Permanent indirect losses are increased costs associated with highway facilities, road maintenance and pollution. The study says that with permanent indirect losses of $26.6 million annually, Kansas would be slightly more affected by a bus bridge than New Mexico, which would suffer $26.3 million in annual losses. Colorado would lose nearly $11 million from indirect losses.
Altogether, the study found there would have been $180 million in annual losses: $76 million in New Mexico, $60 million in Colorado and $44 million in Kansas.
The study also says that 32 universities and 47 hospitals would be affected.
It adds that a bus bridge impacts impoverished communities the most and that, of the communities along the Southwest Chief’s route, those that would be served by the bus bridge have the lowest median income.
“Regular and frequent train service has proved to be an economic engine for communities large and small time and again,” Jim Mathres, president of the Rail Passengers Association, said in a news release. “This study illustrates not only the damage that would have come from Amtrak’s proposed ‘bus bridge’ for the Chief, but also the real ‘return on investment’ for robust rail funding in both urban and rural communities nationwide.”
According to the executive summary of the report, the Rail Passengers Association commissioned the study “to contribute to the debate of the bus-bridge proposal.”
Last year, Amtrak proposed connecting Albuquerque and Dodge City with buses, saying it wasn’t economically feasible to continue service along that section of the 2,265-mile route between Chicago and Los Angeles.
Facing deadlines to meet new rail safety standards, Amtrak said the “financial investment of the magnitude needed to retain this portion of the route is not prudent.”
Amtrak is congressionally mandated to implement Positive Train Controls, a system capable of stopping a train not under the engineer’s control using advanced technologies, across its entire rail network.

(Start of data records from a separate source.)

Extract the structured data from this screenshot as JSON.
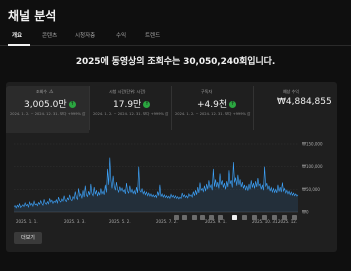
{
  "page": {
    "title": "채널 분석"
  },
  "tabs": [
    {
      "label": "개요",
      "active": true
    },
    {
      "label": "콘텐츠",
      "active": false
    },
    {
      "label": "시청자층",
      "active": false
    },
    {
      "label": "수익",
      "active": false
    },
    {
      "label": "트렌드",
      "active": false
    }
  ],
  "headline": "2025에 동영상의 조회수는 30,050,240회입니다.",
  "metrics": [
    {
      "label": "조회수",
      "value": "3,005.0만",
      "range": "2024. 1. 2. ~ 2024. 12. 31. 보다 +999% 감",
      "icon": "warning-icon",
      "badge": "up-arrow-icon"
    },
    {
      "label": "시청 시간(단위: 시간)",
      "value": "17.9만",
      "range": "2024. 1. 2. ~ 2024. 12. 31. 보다 +999% 감",
      "badge": "up-arrow-icon"
    },
    {
      "label": "구독자",
      "value": "+4.9천",
      "range": "2024. 1. 2. ~ 2024. 12. 31. 보다 +999% 감",
      "badge": "up-arrow-icon"
    },
    {
      "label": "예상 수익",
      "value": "₩4,884,855",
      "range": ""
    }
  ],
  "chart_data": {
    "type": "line",
    "x": [
      "2025. 1. 1.",
      "2025. 3. 3.",
      "2025. 5. 2.",
      "2025. 7. 2.",
      "2025. 9. 1.",
      "2025. 10. 31.",
      "2025. 12."
    ],
    "yticks": [
      "₩150,000",
      "₩100,000",
      "₩50,000",
      "₩0"
    ],
    "ylim": [
      0,
      150000
    ],
    "series": [
      {
        "values": [
          12000,
          14000,
          9000,
          15000,
          11000,
          18000,
          10000,
          13000,
          16000,
          12000,
          20000,
          14000,
          17000,
          11000,
          22000,
          15000,
          19000,
          13000,
          24000,
          16000,
          18000,
          14000,
          21000,
          17000,
          25000,
          19000,
          15000,
          28000,
          20000,
          17000,
          23000,
          18000,
          30000,
          22000,
          26000,
          19000,
          24000,
          21000,
          27000,
          20000,
          33000,
          25000,
          22000,
          29000,
          24000,
          36000,
          26000,
          23000,
          31000,
          27000,
          38000,
          28000,
          25000,
          34000,
          29000,
          45000,
          32000,
          28000,
          52000,
          35000,
          40000,
          30000,
          48000,
          33000,
          58000,
          38000,
          34000,
          46000,
          37000,
          62000,
          41000,
          36000,
          55000,
          39000,
          48000,
          35000,
          44000,
          37000,
          52000,
          40000,
          46000,
          38000,
          60000,
          43000,
          95000,
          60000,
          120000,
          70000,
          52000,
          80000,
          58000,
          48000,
          66000,
          50000,
          44000,
          56000,
          47000,
          53000,
          45000,
          49000,
          40000,
          64000,
          46000,
          42000,
          58000,
          43000,
          50000,
          41000,
          47000,
          39000,
          55000,
          42000,
          100000,
          48000,
          44000,
          52000,
          40000,
          46000,
          38000,
          44000,
          36000,
          42000,
          35000,
          40000,
          34000,
          38000,
          33000,
          37000,
          32000,
          45000,
          36000,
          60000,
          34000,
          40000,
          33000,
          38000,
          32000,
          36000,
          31000,
          35000,
          30000,
          39000,
          33000,
          37000,
          31000,
          36000,
          30000,
          34000,
          29000,
          33000,
          30000,
          42000,
          34000,
          38000,
          32000,
          36000,
          31000,
          40000,
          35000,
          38000,
          33000,
          45000,
          36000,
          48000,
          38000,
          55000,
          42000,
          65000,
          48000,
          52000,
          45000,
          58000,
          46000,
          62000,
          50000,
          70000,
          54000,
          60000,
          48000,
          95000,
          56000,
          72000,
          55000,
          66000,
          52000,
          85000,
          60000,
          70000,
          54000,
          64000,
          50000,
          68000,
          55000,
          92000,
          62000,
          70000,
          54000,
          110000,
          65000,
          76000,
          58000,
          82000,
          60000,
          72000,
          55000,
          66000,
          52000,
          60000,
          48000,
          58000,
          47000,
          62000,
          50000,
          70000,
          54000,
          64000,
          52000,
          68000,
          55000,
          75000,
          58000,
          62000,
          50000,
          60000,
          48000,
          100000,
          56000,
          64000,
          50000,
          58000,
          46000,
          54000,
          44000,
          52000,
          43000,
          50000,
          42000,
          60000,
          45000,
          55000,
          44000,
          65000,
          46000,
          52000,
          42000,
          48000,
          40000,
          46000,
          38000,
          44000,
          37000,
          42000,
          36000,
          40000,
          35000,
          38000
        ]
      }
    ]
  },
  "more_button": "더보기"
}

As the sole user of a 219-mile stretch of Burlington Northern Santa Fe Railroad track between Jansen, Colo., near Trinidad, and the junction of the Rail Runner Express commuter train’s track south of Santa Fe, Amtrak is entirely responsible for the capital and maintenance costs of the track.
Under pressure from the congressional delegations of the three states affected – Colorado, Kansas and New Mexico – Amtrak Chief Operating Officer Scot Naparstek in October committed to running the Southwest Chief rail line “as is” through fiscal year 2019, which ends Sept. 30.
A spokesman for Amtrak said this week that company officials haven’t reviewed the study, which was released Monday.
New Mexico’s Democratic U.S. Sens. Tom Udall and Martin Heinrich have added amendments in support of the Southwest Chief to the fiscal year 2019 Transportation, Housing, and Urban Development appropriations bill that has passed both the Senate and the House.
One Udall-Heinrich amendment provides an additional $50 million in federal funding to help maintain Amtrak train services along the existing route of the Southwest Chief. The second emphasizes Congress’s support for Amtrak long-distance routes like the Chief. The overall bill includes adequate funding overall for Amtrak for fiscal 2019, according to a statement from Udall’s office.
“Unfortunately, these bipartisan measures have been caught up in the partial government shutdown and the bill has not yet been enacted. However, these measures have broad support in both parties, and Senator Udall is confident they will pass both chambers of Congress once again and be signed into law once there is an agreement to end this costly shutdown,” said the statement.
Asked if Amtrak would continue to run its rail service “as is” beyond Sept. 30, which is when fiscal 2019 ends, Amtrak spokesman Marc Magliari said there were “too many moving parts” to determine that at this time.
“Congress hasn’t done anything about the budget yet,” he said. “In the meantime, we’ll keep talking to stakeholders.”